Data excerpts
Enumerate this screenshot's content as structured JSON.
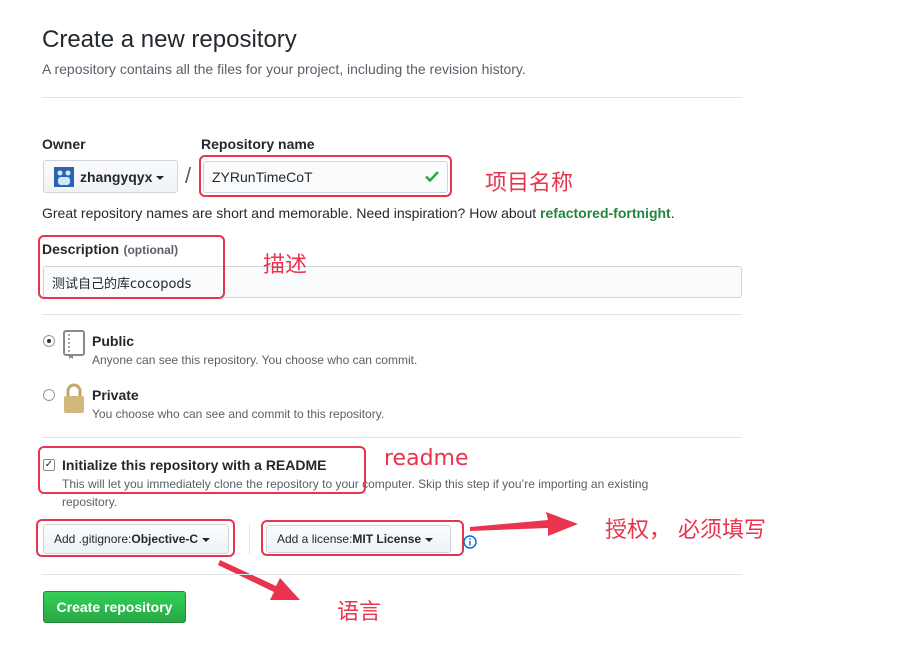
{
  "header": {
    "title": "Create a new repository",
    "subtitle": "A repository contains all the files for your project, including the revision history."
  },
  "owner": {
    "label": "Owner",
    "value": "zhangyqyx"
  },
  "repo_name": {
    "label": "Repository name",
    "separator": "/",
    "value": "ZYRunTimeCoT"
  },
  "hint": {
    "prefix": "Great repository names are short and memorable. Need inspiration? How about ",
    "suggestion": "refactored-fortnight",
    "suffix": "."
  },
  "description": {
    "label": "Description",
    "optional": "(optional)",
    "value": "测试自己的库cocopods"
  },
  "visibility": {
    "public": {
      "title": "Public",
      "desc": "Anyone can see this repository. You choose who can commit.",
      "selected": true
    },
    "private": {
      "title": "Private",
      "desc": "You choose who can see and commit to this repository.",
      "selected": false
    }
  },
  "readme": {
    "title": "Initialize this repository with a README",
    "desc_line1": "This will let you immediately clone the repository to your computer. Skip this step if you’re importing an existing",
    "desc_line2": "repository.",
    "checked": true
  },
  "gitignore": {
    "prefix": "Add .gitignore: ",
    "value": "Objective-C"
  },
  "license": {
    "prefix": "Add a license: ",
    "value": "MIT License"
  },
  "submit": {
    "label": "Create repository"
  },
  "annotations": {
    "repo_name": "项目名称",
    "description": "描述",
    "readme": "readme",
    "license": "授权， 必须填写",
    "language": "语言"
  },
  "colors": {
    "annotation": "#e8344e",
    "primary": "#28a745",
    "suggestion": "#22863a"
  }
}
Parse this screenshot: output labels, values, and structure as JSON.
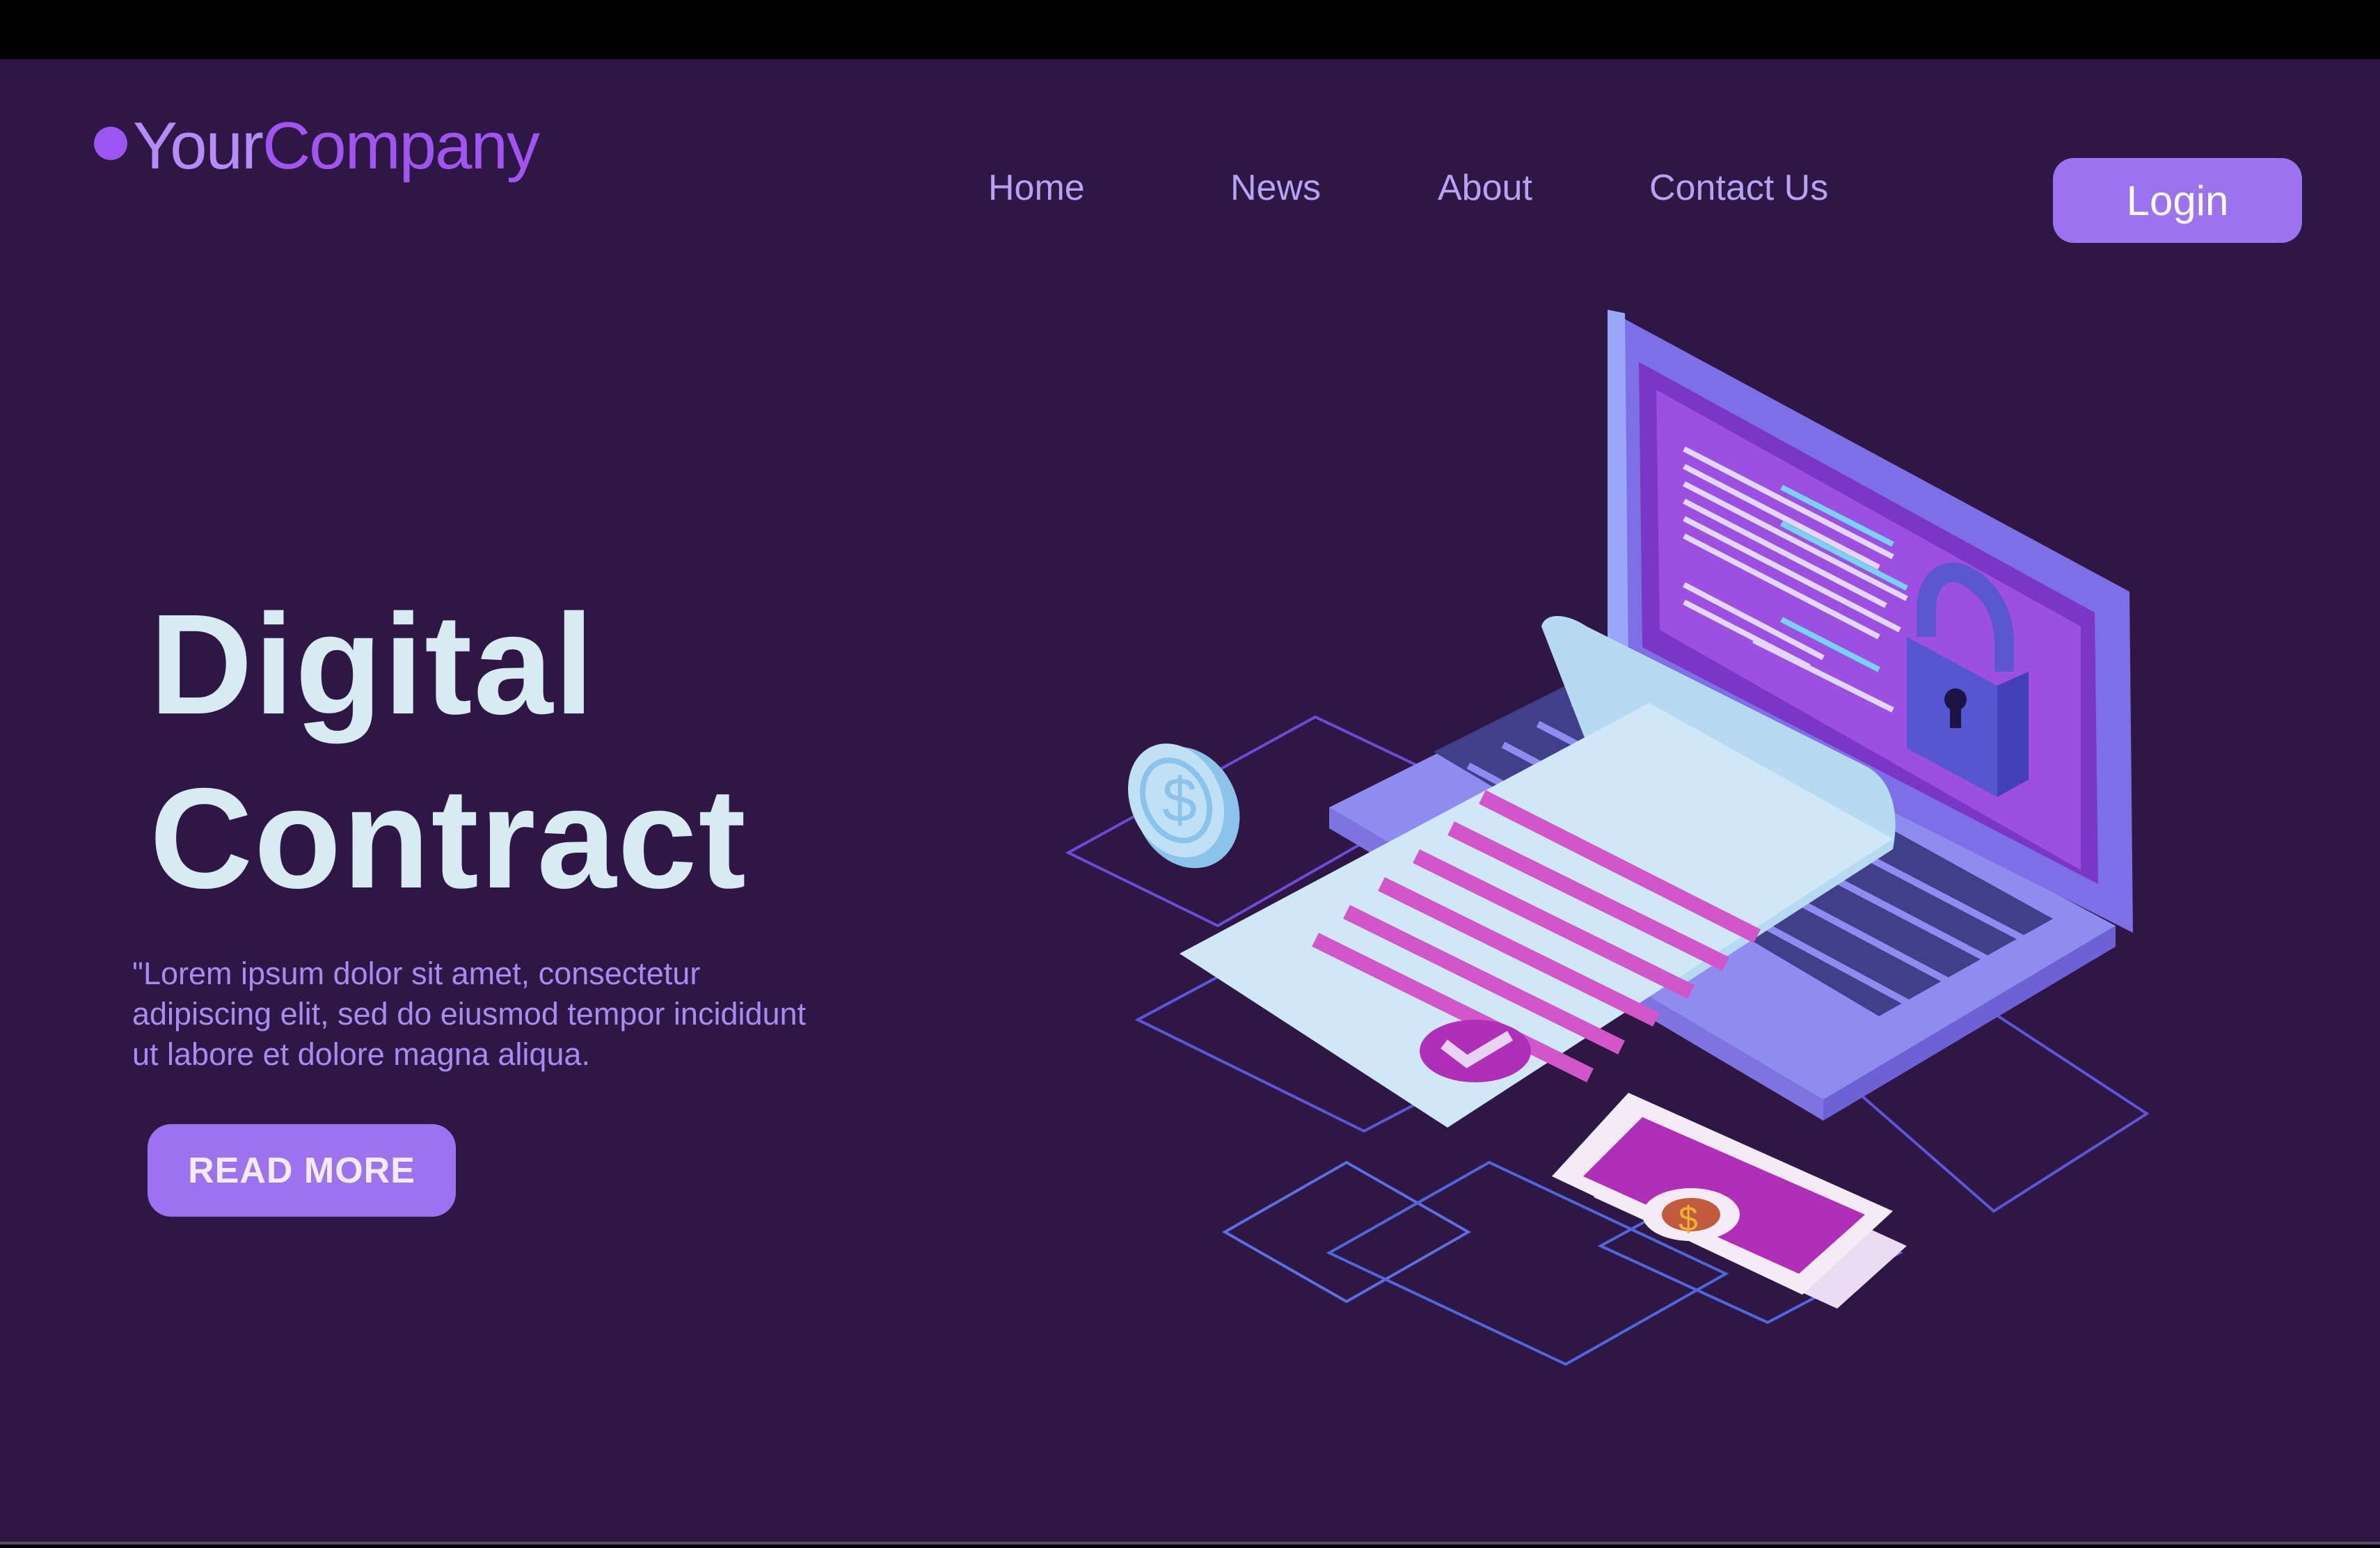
{
  "header": {
    "logo_your": "Your",
    "logo_company": "Company",
    "nav": [
      "Home",
      "News",
      "About",
      "Contact Us"
    ],
    "login_label": "Login"
  },
  "hero": {
    "title_line1": "Digital",
    "title_line2": "Contract",
    "description": "\"Lorem ipsum dolor sit amet, consectetur adipiscing elit, sed do eiusmod tempor incididunt ut labore et dolore magna aliqua.",
    "read_more_label": "READ MORE"
  },
  "illustration": {
    "icons": [
      "laptop-icon",
      "padlock-icon",
      "contract-document-icon",
      "checkmark-seal-icon",
      "dollar-coin-icon",
      "banknote-icon"
    ]
  },
  "colors": {
    "background": "#2e1744",
    "accent": "#9c72f0",
    "logo_company": "#a155f0",
    "nav_text": "#b6a3f2",
    "title_text": "#d8eaf2",
    "description_text": "#a78bf0"
  }
}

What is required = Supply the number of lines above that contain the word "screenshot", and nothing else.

Written response = 2